The painting shows five significant figures. One, perceived to be Job, is sleeping face up with a cloth on his lower body (from waist to the knees). He is raising his hands in protest of whatever is happening. Just above him, another creature appears to protect Job using its hand. The other hand points to some stone tablets with scriptures. Viewers perceive the stone tablets as the Word of God. This creature has beautiful hair and feet that look like hooves. There is also a scaly snake wrapped around this creature from top to bottom. The snake’s head is at par with the creature’s elbow, while the tail is at the feet.

Closely looking at the scripture tablets, you can see bright lines that seem like bright light protecting the creature and the scriptures. Between Job and the creature above is a block that looks like a mountain. It shows the different worlds between Job and the creature. Job is lying on his wooden bed, and viewers can see three creatures below Job. They have scaly faces and seem angry. One creature holds Job's feet to the bed while the other holds him down by his waist and thigh area. They seem determined to pin and drag him down. The third creature has a chain in its hands, which are close to Job's face. They are in flames and perceived as hell.

The Bible story of Job has many teachings to the viewers. He was a good man who was tested to illustrate the relationship between the existence of God and the evil of suffering. According to Blake, Job falls under the devil's spell, and he dreams of a clove hoofed creature. Even when his friends (Elihu and Eliphaz) discourage him and ask him to abandon God, Job’s faith still prevails. He holds his faith in the Lord.

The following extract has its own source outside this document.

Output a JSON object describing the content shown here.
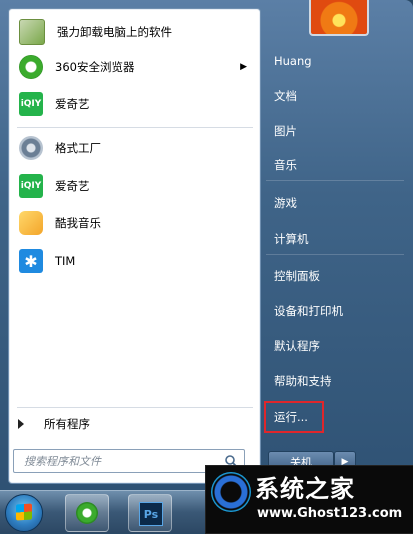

Looking at Blake's work, you can tell that he loved engraving, using innovative poetry, painting, and printmaking. He had a keen eye to interpret Biblical stories, political stories, and social climate expressions. Today, he is celebrated for portraying a strong sense of independence in his works. Job's Evil Dreams shows what William Blake thought of Job's sufferings in the Bible. It sits at Morgan's Blake Library and Museum and attracts thousands of viewers every year.